But by the 71st installment, my confidence fell apart. I was terrified that I'd written nothing but drivel, and the weight of that fear pulled me back. Why should anybody want to waste time reading what I've got to say about this? I wondered. This is a beloved series of comics, a beloved story full of beloved characters, an intricately woven tale that I'm just blundering through blindly. I couldn't do it.
Eric Schaller kept bugging me. "So are you ever going to finish your Sandman stuff?" he'd ask, and I'd change the subject.
I figured as more time passed, everybody would forget about my crazy reading experiment.
Jay Tomio remembered. I felt terrible for letting him down. He'd been so supportive, and I'd failed in the end. But he never seemed to hold it against me; he seemed to understand. It had been a long run. Boomtron went through some changes. The Meditations disappeared for a while. Then Jay started reconstructing, and so out of the blue one day I got a note: "Any chance you'd like to continue?" he asked.
I was terrified. A lot had changed. What would it mean to continue?
But continue I did, and continue I will. (I'll finish The Wake in the coming weeks, then continue on to Endless Nights. If all goes well, I think it would be fun to finish up with the recent Overture, to return full circle back to the beginning. Fingers crossed.)

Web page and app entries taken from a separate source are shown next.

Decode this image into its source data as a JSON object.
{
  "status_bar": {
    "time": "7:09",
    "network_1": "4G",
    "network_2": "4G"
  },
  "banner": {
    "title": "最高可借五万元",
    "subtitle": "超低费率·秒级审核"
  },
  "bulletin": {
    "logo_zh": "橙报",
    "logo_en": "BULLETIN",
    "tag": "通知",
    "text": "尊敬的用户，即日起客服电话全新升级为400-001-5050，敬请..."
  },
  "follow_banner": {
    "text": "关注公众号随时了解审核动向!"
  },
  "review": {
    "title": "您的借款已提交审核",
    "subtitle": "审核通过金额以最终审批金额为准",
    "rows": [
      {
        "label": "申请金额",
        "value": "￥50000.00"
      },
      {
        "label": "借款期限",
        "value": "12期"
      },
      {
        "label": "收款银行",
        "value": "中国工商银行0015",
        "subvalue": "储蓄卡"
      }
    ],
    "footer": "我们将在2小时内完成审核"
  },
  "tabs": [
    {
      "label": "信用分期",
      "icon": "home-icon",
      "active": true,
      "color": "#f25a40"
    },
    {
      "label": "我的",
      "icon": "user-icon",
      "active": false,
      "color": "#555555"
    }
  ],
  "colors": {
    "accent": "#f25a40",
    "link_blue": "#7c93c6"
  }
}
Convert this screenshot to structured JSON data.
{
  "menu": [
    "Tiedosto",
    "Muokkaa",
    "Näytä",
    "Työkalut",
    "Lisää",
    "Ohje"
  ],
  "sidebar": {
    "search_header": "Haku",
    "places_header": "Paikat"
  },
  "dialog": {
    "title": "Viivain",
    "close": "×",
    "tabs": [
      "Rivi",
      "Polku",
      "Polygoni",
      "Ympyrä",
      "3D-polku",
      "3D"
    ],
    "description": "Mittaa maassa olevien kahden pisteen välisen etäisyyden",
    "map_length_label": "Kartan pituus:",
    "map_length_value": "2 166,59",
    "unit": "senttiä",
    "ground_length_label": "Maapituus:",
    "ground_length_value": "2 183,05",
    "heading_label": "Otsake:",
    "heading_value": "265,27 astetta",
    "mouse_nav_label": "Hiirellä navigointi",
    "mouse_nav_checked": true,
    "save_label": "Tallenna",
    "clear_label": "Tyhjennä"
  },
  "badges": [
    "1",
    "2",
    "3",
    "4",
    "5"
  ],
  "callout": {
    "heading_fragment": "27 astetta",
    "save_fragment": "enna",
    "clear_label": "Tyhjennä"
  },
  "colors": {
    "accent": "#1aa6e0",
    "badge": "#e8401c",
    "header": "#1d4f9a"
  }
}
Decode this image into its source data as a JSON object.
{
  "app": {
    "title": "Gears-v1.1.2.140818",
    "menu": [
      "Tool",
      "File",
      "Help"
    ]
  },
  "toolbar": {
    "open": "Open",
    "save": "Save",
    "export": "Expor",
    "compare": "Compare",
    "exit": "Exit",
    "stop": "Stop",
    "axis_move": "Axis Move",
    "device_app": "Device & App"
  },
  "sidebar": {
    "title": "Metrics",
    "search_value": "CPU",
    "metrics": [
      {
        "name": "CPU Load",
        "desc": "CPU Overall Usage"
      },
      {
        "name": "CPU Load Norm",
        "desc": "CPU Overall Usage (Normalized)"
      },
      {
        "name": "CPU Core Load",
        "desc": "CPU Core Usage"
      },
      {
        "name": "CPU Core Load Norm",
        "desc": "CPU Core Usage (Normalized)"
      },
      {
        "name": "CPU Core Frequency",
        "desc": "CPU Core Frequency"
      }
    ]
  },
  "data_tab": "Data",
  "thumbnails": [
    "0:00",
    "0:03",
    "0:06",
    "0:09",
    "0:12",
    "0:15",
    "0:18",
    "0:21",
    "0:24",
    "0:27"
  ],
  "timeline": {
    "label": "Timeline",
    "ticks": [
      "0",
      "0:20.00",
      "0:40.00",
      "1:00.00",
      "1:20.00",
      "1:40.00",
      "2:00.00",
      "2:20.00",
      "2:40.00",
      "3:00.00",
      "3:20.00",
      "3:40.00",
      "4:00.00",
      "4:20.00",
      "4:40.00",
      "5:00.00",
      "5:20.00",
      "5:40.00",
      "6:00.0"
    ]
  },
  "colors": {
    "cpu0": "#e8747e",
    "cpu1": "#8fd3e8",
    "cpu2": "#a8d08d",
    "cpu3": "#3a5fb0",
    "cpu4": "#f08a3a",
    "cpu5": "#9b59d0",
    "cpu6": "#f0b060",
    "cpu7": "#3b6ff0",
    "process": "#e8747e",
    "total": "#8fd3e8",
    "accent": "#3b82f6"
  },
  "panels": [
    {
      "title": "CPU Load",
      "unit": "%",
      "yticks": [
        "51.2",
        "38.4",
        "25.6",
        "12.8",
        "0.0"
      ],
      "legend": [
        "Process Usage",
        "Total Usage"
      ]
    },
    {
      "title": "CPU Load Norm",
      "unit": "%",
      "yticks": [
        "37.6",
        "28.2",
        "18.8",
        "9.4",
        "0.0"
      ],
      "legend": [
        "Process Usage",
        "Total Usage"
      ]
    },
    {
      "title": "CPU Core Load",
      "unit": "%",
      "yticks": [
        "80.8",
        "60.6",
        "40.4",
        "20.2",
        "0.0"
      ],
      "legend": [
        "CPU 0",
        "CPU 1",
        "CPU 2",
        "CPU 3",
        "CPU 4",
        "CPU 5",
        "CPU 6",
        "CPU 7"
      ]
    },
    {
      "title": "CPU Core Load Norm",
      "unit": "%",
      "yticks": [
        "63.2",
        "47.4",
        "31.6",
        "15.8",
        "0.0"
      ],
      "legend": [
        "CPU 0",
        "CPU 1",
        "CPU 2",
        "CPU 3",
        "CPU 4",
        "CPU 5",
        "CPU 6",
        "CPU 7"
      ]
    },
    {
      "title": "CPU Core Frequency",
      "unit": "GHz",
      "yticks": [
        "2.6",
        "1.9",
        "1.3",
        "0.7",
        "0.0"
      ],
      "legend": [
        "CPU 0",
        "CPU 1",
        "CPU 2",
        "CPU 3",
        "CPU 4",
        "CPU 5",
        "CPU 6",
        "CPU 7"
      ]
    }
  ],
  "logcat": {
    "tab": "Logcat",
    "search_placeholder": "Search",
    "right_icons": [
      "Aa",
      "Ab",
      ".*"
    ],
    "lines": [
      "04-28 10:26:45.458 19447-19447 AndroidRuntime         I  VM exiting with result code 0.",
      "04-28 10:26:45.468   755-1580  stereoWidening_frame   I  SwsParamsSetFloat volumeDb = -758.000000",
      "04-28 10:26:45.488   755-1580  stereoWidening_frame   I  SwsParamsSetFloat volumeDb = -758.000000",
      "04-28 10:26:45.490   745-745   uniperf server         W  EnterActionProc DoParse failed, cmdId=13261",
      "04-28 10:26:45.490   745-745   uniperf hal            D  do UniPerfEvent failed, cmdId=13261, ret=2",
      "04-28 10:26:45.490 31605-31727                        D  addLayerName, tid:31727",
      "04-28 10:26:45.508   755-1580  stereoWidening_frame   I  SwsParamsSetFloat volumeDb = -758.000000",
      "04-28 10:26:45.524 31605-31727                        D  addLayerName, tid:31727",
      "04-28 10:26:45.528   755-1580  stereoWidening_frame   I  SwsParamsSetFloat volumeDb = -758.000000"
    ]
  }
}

As you'll see from the new piece, I thought of David Beronä, and I knew exactly what he'd say if he were here for me to ask about it. "Use the time you have," he'd say. "Do it now."
It's nice to be back.